ITS 2.0 is designed to foster the creation and localization of multilingual Web content, focusing on HTML5, XML based formats in general, and to leverage localization workflows based on the XML Localization Interchange File Format (XLIFF), and language technology applications like machine translation or named entity annotation. In addition to HTML5 and XML, algorithms to convert ITS attributes to NIF is provided.
Last Call means that the MultilingualWeb-LT Working Group feels that ITS 2.0 is ready to move to recommendation. If you have comments on the document, please send them to the list mentioned in the document status before 10 January.
12–13 March 2013 in Rome, Italy, hosted by the Food and Agriculture Organisation of the United Nations.
The W3C announces today the sixth in a series of workshops exploring the mechanisms and processes needed to ensure that the World Wide Web lives up to its potential around the world and across barriers of language and culture.
Anyone may attend at no charge and the W3C welcomes participation by both speakers and non-speaking attendees.
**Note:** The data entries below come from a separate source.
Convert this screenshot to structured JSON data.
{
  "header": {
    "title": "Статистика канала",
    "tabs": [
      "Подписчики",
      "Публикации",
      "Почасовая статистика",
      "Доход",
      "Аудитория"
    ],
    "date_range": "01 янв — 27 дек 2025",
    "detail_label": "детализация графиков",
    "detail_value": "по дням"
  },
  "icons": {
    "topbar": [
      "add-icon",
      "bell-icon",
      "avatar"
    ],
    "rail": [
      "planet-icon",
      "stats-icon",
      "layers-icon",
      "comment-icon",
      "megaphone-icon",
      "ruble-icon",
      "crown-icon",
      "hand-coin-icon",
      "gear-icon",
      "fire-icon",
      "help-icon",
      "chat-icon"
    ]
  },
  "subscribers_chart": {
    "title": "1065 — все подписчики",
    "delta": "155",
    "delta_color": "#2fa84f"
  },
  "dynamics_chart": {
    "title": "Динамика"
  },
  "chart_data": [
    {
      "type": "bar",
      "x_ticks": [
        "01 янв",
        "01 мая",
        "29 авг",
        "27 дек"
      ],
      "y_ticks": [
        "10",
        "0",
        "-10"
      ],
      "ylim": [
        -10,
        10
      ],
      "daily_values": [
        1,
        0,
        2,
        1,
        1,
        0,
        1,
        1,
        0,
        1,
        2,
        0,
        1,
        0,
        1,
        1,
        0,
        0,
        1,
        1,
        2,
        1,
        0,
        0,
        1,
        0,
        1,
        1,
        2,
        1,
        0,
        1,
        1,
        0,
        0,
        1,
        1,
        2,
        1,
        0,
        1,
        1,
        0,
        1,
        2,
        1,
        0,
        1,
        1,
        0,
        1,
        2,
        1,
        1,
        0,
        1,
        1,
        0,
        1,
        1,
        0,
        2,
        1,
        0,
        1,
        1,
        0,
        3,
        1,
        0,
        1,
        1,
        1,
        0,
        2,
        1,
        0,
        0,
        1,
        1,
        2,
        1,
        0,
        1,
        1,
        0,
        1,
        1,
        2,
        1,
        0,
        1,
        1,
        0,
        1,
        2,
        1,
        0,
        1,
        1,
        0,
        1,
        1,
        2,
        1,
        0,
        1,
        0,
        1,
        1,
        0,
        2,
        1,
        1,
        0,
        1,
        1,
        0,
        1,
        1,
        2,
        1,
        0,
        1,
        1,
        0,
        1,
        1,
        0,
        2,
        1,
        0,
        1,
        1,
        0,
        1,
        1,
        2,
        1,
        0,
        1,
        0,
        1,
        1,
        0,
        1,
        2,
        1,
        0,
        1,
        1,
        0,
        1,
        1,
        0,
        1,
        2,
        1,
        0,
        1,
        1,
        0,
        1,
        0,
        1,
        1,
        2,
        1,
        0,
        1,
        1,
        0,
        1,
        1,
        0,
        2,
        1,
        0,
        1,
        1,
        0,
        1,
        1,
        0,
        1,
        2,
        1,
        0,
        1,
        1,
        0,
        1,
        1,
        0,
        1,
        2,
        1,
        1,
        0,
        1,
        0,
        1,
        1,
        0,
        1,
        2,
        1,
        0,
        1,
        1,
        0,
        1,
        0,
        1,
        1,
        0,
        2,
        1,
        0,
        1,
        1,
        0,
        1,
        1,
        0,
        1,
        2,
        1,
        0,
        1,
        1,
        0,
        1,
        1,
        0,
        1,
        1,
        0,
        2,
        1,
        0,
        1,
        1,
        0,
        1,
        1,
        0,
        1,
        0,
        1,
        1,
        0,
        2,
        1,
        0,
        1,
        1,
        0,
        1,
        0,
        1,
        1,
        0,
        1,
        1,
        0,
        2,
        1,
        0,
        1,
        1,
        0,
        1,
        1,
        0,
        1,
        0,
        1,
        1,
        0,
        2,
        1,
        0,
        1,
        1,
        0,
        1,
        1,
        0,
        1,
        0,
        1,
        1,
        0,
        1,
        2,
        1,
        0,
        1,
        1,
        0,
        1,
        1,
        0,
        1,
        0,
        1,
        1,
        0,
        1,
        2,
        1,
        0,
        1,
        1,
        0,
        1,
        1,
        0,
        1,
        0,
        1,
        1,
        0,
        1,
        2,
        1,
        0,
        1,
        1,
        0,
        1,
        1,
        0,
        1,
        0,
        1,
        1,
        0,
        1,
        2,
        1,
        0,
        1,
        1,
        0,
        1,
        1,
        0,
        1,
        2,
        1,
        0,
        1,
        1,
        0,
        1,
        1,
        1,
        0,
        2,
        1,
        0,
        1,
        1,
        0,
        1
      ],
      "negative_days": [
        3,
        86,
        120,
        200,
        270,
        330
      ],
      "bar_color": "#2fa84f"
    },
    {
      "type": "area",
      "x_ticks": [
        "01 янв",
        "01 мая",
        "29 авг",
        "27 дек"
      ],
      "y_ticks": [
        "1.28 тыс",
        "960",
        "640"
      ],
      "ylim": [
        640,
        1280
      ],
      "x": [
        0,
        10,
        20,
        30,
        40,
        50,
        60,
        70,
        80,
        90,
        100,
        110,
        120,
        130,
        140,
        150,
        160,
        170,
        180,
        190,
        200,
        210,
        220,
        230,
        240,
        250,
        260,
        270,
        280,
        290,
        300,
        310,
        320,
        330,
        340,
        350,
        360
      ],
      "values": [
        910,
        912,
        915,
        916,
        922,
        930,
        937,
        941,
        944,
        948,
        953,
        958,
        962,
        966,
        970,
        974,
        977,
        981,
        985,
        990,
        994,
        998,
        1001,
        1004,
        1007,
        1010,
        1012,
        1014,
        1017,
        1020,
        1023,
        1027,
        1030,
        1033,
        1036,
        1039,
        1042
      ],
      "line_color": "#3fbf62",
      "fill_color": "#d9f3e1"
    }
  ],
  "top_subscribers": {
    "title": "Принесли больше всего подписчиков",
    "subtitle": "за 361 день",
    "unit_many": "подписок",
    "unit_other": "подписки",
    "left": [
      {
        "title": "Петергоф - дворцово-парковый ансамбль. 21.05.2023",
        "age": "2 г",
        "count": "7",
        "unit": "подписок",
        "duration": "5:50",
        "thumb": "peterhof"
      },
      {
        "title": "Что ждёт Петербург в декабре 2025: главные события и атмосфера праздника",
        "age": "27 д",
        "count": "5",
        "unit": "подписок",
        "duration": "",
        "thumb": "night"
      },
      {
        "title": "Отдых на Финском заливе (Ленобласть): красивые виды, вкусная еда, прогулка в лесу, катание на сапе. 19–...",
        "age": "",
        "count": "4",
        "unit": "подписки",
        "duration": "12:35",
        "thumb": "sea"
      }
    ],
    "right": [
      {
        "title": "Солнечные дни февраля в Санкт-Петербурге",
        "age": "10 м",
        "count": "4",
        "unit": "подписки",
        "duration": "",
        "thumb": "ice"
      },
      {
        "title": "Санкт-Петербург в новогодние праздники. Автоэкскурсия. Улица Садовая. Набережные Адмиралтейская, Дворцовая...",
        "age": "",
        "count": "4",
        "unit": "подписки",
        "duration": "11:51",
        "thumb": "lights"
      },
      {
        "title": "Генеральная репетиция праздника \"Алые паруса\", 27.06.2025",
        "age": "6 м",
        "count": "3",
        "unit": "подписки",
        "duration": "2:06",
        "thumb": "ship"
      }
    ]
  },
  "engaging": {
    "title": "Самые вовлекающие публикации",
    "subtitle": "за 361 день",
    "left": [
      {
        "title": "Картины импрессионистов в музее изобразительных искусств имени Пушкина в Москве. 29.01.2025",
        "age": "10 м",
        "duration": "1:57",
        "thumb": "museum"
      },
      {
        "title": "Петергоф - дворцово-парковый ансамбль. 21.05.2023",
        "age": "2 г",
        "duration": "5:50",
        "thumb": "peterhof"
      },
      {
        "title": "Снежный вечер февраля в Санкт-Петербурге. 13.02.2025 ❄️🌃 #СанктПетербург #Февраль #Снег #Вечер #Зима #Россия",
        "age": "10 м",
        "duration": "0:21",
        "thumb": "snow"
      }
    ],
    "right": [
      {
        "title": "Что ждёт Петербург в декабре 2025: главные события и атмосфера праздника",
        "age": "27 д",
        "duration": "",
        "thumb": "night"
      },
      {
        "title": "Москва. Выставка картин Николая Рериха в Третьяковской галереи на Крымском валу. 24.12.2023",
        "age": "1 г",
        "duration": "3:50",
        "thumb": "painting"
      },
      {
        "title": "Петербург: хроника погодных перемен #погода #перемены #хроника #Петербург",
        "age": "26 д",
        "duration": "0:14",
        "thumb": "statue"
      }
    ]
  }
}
Early registration is encouraged due to limited space.
Building on the success of five highly regarded previous workshops in Madrid, Pisa, Limerick, Luxembourg, and Dublin, this workshop will emphasize the application of theory and technology to meet practical needs. The workshop brings together participants interested in the best practices and standards needed to help content creators, localizers, language tools developers, and others meet the challenges of the multilingual Web. It provides further opportunities for networking across communities that span the various aspects involved. We are particularly interested in speakers who can demonstrate novel solutions for reaching out to a global, multilingual audience. Registration now online.